→ What to do
What is needed is an exact copy of all the data.

→ Records supplied
_ _ _ _ _

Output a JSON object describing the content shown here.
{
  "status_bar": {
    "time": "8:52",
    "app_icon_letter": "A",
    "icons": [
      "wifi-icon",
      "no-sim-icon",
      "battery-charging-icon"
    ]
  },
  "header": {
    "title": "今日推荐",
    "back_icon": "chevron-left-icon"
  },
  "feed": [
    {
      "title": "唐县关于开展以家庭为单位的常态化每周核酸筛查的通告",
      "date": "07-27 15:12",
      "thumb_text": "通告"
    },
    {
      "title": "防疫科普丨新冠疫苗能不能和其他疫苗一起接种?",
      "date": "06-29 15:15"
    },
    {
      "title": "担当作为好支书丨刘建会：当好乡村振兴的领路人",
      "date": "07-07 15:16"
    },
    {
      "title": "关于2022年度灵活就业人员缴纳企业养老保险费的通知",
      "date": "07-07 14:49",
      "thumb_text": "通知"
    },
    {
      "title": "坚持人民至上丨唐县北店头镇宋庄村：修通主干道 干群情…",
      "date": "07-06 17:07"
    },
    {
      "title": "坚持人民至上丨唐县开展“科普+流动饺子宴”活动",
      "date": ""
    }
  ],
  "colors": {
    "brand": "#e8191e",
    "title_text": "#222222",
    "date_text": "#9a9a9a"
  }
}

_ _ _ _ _

→ Solved exercise
Output a JSON object describing the content shown here.
{
  "status_bar": {
    "time": "8:52",
    "app_icon_letter": "A",
    "icons": [
      "wifi-icon",
      "no-sim-icon",
      "battery-charging-icon"
    ]
  },
  "header": {
    "title": "今日推荐",
    "back_icon": "chevron-left-icon"
  },
  "feed": [
    {
      "title": "唐县关于开展以家庭为单位的常态化每周核酸筛查的通告",
      "date": "07-27 15:12",
      "thumb_text": "通告"
    },
    {
      "title": "防疫科普丨新冠疫苗能不能和其他疫苗一起接种?",
      "date": "06-29 15:15"
    },
    {
      "title": "担当作为好支书丨刘建会：当好乡村振兴的领路人",
      "date": "07-07 15:16"
    },
    {
      "title": "关于2022年度灵活就业人员缴纳企业养老保险费的通知",
      "date": "07-07 14:49",
      "thumb_text": "通知"
    },
    {
      "title": "坚持人民至上丨唐县北店头镇宋庄村：修通主干道 干群情…",
      "date": "07-06 17:07"
    },
    {
      "title": "坚持人民至上丨唐县开展“科普+流动饺子宴”活动",
      "date": ""
    }
  ],
  "colors": {
    "brand": "#e8191e",
    "title_text": "#222222",
    "date_text": "#9a9a9a"
  }
}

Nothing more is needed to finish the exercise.